Dataset ::
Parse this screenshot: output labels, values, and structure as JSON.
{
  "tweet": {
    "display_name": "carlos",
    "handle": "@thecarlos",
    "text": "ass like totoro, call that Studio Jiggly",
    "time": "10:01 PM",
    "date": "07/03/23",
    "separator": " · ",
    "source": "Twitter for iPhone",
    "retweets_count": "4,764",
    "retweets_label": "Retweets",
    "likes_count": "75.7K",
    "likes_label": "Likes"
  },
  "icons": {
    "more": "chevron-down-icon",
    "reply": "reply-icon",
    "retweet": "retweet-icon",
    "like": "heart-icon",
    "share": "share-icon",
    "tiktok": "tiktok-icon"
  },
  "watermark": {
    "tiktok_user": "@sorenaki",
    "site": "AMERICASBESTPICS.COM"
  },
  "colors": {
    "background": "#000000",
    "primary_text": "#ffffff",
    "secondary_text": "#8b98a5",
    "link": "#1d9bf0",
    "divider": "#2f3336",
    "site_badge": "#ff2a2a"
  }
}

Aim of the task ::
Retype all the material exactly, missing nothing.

Task solution ::
Parse this screenshot: output labels, values, and structure as JSON.
{
  "tweet": {
    "display_name": "carlos",
    "handle": "@thecarlos",
    "text": "ass like totoro, call that Studio Jiggly",
    "time": "10:01 PM",
    "date": "07/03/23",
    "separator": " · ",
    "source": "Twitter for iPhone",
    "retweets_count": "4,764",
    "retweets_label": "Retweets",
    "likes_count": "75.7K",
    "likes_label": "Likes"
  },
  "icons": {
    "more": "chevron-down-icon",
    "reply": "reply-icon",
    "retweet": "retweet-icon",
    "like": "heart-icon",
    "share": "share-icon",
    "tiktok": "tiktok-icon"
  },
  "watermark": {
    "tiktok_user": "@sorenaki",
    "site": "AMERICASBESTPICS.COM"
  },
  "colors": {
    "background": "#000000",
    "primary_text": "#ffffff",
    "secondary_text": "#8b98a5",
    "link": "#1d9bf0",
    "divider": "#2f3336",
    "site_badge": "#ff2a2a"
  }
}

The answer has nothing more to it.